▸ **PROBLEM TO WORK ON**: Copy every record below exactly as it appears.

[RECORD EXTRACTS]

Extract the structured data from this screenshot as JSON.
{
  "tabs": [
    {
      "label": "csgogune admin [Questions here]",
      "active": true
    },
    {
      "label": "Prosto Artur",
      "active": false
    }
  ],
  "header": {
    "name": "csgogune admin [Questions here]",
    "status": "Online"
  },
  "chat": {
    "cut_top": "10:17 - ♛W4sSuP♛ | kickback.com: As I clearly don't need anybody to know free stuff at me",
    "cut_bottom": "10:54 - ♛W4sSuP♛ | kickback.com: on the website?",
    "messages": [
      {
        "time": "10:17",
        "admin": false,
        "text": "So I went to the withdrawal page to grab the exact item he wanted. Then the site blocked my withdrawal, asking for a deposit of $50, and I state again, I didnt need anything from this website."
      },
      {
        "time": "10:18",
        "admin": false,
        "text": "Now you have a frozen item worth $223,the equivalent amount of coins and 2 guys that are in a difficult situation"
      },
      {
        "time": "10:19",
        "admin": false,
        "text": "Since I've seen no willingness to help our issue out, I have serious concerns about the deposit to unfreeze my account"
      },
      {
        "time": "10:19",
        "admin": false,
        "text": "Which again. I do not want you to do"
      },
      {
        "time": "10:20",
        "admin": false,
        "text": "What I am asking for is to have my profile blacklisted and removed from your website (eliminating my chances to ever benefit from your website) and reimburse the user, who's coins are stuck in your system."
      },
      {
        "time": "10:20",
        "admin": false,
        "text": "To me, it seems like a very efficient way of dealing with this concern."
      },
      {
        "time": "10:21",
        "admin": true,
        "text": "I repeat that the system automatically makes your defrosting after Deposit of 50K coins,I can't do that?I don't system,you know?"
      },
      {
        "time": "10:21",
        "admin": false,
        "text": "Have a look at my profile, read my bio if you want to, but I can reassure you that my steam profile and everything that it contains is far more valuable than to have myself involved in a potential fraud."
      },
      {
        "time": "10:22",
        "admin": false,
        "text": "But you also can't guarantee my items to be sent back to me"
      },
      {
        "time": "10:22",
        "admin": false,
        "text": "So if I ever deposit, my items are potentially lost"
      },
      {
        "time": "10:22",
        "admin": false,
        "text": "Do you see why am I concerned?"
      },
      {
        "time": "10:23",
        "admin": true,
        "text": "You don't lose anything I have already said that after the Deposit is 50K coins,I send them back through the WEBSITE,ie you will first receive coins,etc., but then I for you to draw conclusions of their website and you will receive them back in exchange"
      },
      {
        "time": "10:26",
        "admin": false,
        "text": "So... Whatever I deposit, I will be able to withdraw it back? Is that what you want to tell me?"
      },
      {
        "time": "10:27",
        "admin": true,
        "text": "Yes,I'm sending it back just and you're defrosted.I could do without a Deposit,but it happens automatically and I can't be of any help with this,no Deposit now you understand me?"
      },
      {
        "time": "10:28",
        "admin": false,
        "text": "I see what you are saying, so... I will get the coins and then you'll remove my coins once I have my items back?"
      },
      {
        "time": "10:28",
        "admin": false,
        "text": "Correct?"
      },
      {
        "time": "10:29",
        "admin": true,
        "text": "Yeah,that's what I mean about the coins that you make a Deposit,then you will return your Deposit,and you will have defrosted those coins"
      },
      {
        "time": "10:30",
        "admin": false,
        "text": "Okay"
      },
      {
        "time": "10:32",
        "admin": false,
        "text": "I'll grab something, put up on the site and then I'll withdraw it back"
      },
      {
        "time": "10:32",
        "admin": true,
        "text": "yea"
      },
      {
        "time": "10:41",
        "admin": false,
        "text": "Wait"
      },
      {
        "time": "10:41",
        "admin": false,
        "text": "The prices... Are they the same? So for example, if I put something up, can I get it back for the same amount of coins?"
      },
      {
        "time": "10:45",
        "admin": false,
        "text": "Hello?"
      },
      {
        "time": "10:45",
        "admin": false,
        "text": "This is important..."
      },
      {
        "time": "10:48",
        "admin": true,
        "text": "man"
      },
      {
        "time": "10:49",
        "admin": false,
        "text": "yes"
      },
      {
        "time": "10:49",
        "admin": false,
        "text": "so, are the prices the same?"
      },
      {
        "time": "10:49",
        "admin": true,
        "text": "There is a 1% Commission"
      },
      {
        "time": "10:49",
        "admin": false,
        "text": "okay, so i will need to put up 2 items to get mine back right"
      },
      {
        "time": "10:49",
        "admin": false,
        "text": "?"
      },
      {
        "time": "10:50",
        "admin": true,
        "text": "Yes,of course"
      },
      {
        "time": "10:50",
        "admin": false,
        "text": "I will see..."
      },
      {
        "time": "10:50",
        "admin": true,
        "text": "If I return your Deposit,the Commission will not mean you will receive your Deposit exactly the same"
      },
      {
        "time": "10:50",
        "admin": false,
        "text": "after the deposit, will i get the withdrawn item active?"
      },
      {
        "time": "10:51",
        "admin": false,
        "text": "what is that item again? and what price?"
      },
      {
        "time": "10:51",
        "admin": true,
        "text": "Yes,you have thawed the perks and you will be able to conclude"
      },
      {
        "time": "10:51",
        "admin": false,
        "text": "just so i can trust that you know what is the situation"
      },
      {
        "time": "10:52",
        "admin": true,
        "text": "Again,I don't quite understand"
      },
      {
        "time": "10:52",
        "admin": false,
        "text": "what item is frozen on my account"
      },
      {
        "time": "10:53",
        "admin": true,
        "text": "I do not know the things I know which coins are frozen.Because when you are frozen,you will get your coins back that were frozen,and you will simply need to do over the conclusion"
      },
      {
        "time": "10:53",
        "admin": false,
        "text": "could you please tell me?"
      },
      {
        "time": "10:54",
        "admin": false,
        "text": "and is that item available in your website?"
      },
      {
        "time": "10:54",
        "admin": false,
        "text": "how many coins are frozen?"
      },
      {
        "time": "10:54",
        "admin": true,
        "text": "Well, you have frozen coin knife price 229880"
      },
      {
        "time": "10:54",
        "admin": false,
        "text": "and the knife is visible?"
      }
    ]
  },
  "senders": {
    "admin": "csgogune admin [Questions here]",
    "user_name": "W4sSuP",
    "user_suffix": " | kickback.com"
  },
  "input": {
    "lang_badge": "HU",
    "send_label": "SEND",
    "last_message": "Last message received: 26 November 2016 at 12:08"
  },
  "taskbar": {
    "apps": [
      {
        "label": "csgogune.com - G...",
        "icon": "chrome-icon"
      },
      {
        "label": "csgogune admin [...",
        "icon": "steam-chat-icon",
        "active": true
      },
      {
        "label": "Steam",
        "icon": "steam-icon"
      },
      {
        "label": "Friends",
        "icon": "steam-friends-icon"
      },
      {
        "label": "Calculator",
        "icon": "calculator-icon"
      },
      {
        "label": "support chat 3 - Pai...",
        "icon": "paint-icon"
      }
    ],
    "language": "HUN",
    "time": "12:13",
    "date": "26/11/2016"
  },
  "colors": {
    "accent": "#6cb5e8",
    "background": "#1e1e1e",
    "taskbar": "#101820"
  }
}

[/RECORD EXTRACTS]

▸ **RESPONSE AREA**:
Extract the structured data from this screenshot as JSON.
{
  "tabs": [
    {
      "label": "csgogune admin [Questions here]",
      "active": true
    },
    {
      "label": "Prosto Artur",
      "active": false
    }
  ],
  "header": {
    "name": "csgogune admin [Questions here]",
    "status": "Online"
  },
  "chat": {
    "cut_top": "10:17 - ♛W4sSuP♛ | kickback.com: As I clearly don't need anybody to know free stuff at me",
    "cut_bottom": "10:54 - ♛W4sSuP♛ | kickback.com: on the website?",
    "messages": [
      {
        "time": "10:17",
        "admin": false,
        "text": "So I went to the withdrawal page to grab the exact item he wanted. Then the site blocked my withdrawal, asking for a deposit of $50, and I state again, I didnt need anything from this website."
      },
      {
        "time": "10:18",
        "admin": false,
        "text": "Now you have a frozen item worth $223,the equivalent amount of coins and 2 guys that are in a difficult situation"
      },
      {
        "time": "10:19",
        "admin": false,
        "text": "Since I've seen no willingness to help our issue out, I have serious concerns about the deposit to unfreeze my account"
      },
      {
        "time": "10:19",
        "admin": false,
        "text": "Which again. I do not want you to do"
      },
      {
        "time": "10:20",
        "admin": false,
        "text": "What I am asking for is to have my profile blacklisted and removed from your website (eliminating my chances to ever benefit from your website) and reimburse the user, who's coins are stuck in your system."
      },
      {
        "time": "10:20",
        "admin": false,
        "text": "To me, it seems like a very efficient way of dealing with this concern."
      },
      {
        "time": "10:21",
        "admin": true,
        "text": "I repeat that the system automatically makes your defrosting after Deposit of 50K coins,I can't do that?I don't system,you know?"
      },
      {
        "time": "10:21",
        "admin": false,
        "text": "Have a look at my profile, read my bio if you want to, but I can reassure you that my steam profile and everything that it contains is far more valuable than to have myself involved in a potential fraud."
      },
      {
        "time": "10:22",
        "admin": false,
        "text": "But you also can't guarantee my items to be sent back to me"
      },
      {
        "time": "10:22",
        "admin": false,
        "text": "So if I ever deposit, my items are potentially lost"
      },
      {
        "time": "10:22",
        "admin": false,
        "text": "Do you see why am I concerned?"
      },
      {
        "time": "10:23",
        "admin": true,
        "text": "You don't lose anything I have already said that after the Deposit is 50K coins,I send them back through the WEBSITE,ie you will first receive coins,etc., but then I for you to draw conclusions of their website and you will receive them back in exchange"
      },
      {
        "time": "10:26",
        "admin": false,
        "text": "So... Whatever I deposit, I will be able to withdraw it back? Is that what you want to tell me?"
      },
      {
        "time": "10:27",
        "admin": true,
        "text": "Yes,I'm sending it back just and you're defrosted.I could do without a Deposit,but it happens automatically and I can't be of any help with this,no Deposit now you understand me?"
      },
      {
        "time": "10:28",
        "admin": false,
        "text": "I see what you are saying, so... I will get the coins and then you'll remove my coins once I have my items back?"
      },
      {
        "time": "10:28",
        "admin": false,
        "text": "Correct?"
      },
      {
        "time": "10:29",
        "admin": true,
        "text": "Yeah,that's what I mean about the coins that you make a Deposit,then you will return your Deposit,and you will have defrosted those coins"
      },
      {
        "time": "10:30",
        "admin": false,
        "text": "Okay"
      },
      {
        "time": "10:32",
        "admin": false,
        "text": "I'll grab something, put up on the site and then I'll withdraw it back"
      },
      {
        "time": "10:32",
        "admin": true,
        "text": "yea"
      },
      {
        "time": "10:41",
        "admin": false,
        "text": "Wait"
      },
      {
        "time": "10:41",
        "admin": false,
        "text": "The prices... Are they the same? So for example, if I put something up, can I get it back for the same amount of coins?"
      },
      {
        "time": "10:45",
        "admin": false,
        "text": "Hello?"
      },
      {
        "time": "10:45",
        "admin": false,
        "text": "This is important..."
      },
      {
        "time": "10:48",
        "admin": true,
        "text": "man"
      },
      {
        "time": "10:49",
        "admin": false,
        "text": "yes"
      },
      {
        "time": "10:49",
        "admin": false,
        "text": "so, are the prices the same?"
      },
      {
        "time": "10:49",
        "admin": true,
        "text": "There is a 1% Commission"
      },
      {
        "time": "10:49",
        "admin": false,
        "text": "okay, so i will need to put up 2 items to get mine back right"
      },
      {
        "time": "10:49",
        "admin": false,
        "text": "?"
      },
      {
        "time": "10:50",
        "admin": true,
        "text": "Yes,of course"
      },
      {
        "time": "10:50",
        "admin": false,
        "text": "I will see..."
      },
      {
        "time": "10:50",
        "admin": true,
        "text": "If I return your Deposit,the Commission will not mean you will receive your Deposit exactly the same"
      },
      {
        "time": "10:50",
        "admin": false,
        "text": "after the deposit, will i get the withdrawn item active?"
      },
      {
        "time": "10:51",
        "admin": false,
        "text": "what is that item again? and what price?"
      },
      {
        "time": "10:51",
        "admin": true,
        "text": "Yes,you have thawed the perks and you will be able to conclude"
      },
      {
        "time": "10:51",
        "admin": false,
        "text": "just so i can trust that you know what is the situation"
      },
      {
        "time": "10:52",
        "admin": true,
        "text": "Again,I don't quite understand"
      },
      {
        "time": "10:52",
        "admin": false,
        "text": "what item is frozen on my account"
      },
      {
        "time": "10:53",
        "admin": true,
        "text": "I do not know the things I know which coins are frozen.Because when you are frozen,you will get your coins back that were frozen,and you will simply need to do over the conclusion"
      },
      {
        "time": "10:53",
        "admin": false,
        "text": "could you please tell me?"
      },
      {
        "time": "10:54",
        "admin": false,
        "text": "and is that item available in your website?"
      },
      {
        "time": "10:54",
        "admin": false,
        "text": "how many coins are frozen?"
      },
      {
        "time": "10:54",
        "admin": true,
        "text": "Well, you have frozen coin knife price 229880"
      },
      {
        "time": "10:54",
        "admin": false,
        "text": "and the knife is visible?"
      }
    ]
  },
  "senders": {
    "admin": "csgogune admin [Questions here]",
    "user_name": "W4sSuP",
    "user_suffix": " | kickback.com"
  },
  "input": {
    "lang_badge": "HU",
    "send_label": "SEND",
    "last_message": "Last message received: 26 November 2016 at 12:08"
  },
  "taskbar": {
    "apps": [
      {
        "label": "csgogune.com - G...",
        "icon": "chrome-icon"
      },
      {
        "label": "csgogune admin [...",
        "icon": "steam-chat-icon",
        "active": true
      },
      {
        "label": "Steam",
        "icon": "steam-icon"
      },
      {
        "label": "Friends",
        "icon": "steam-friends-icon"
      },
      {
        "label": "Calculator",
        "icon": "calculator-icon"
      },
      {
        "label": "support chat 3 - Pai...",
        "icon": "paint-icon"
      }
    ],
    "language": "HUN",
    "time": "12:13",
    "date": "26/11/2016"
  },
  "colors": {
    "accent": "#6cb5e8",
    "background": "#1e1e1e",
    "taskbar": "#101820"
  }
}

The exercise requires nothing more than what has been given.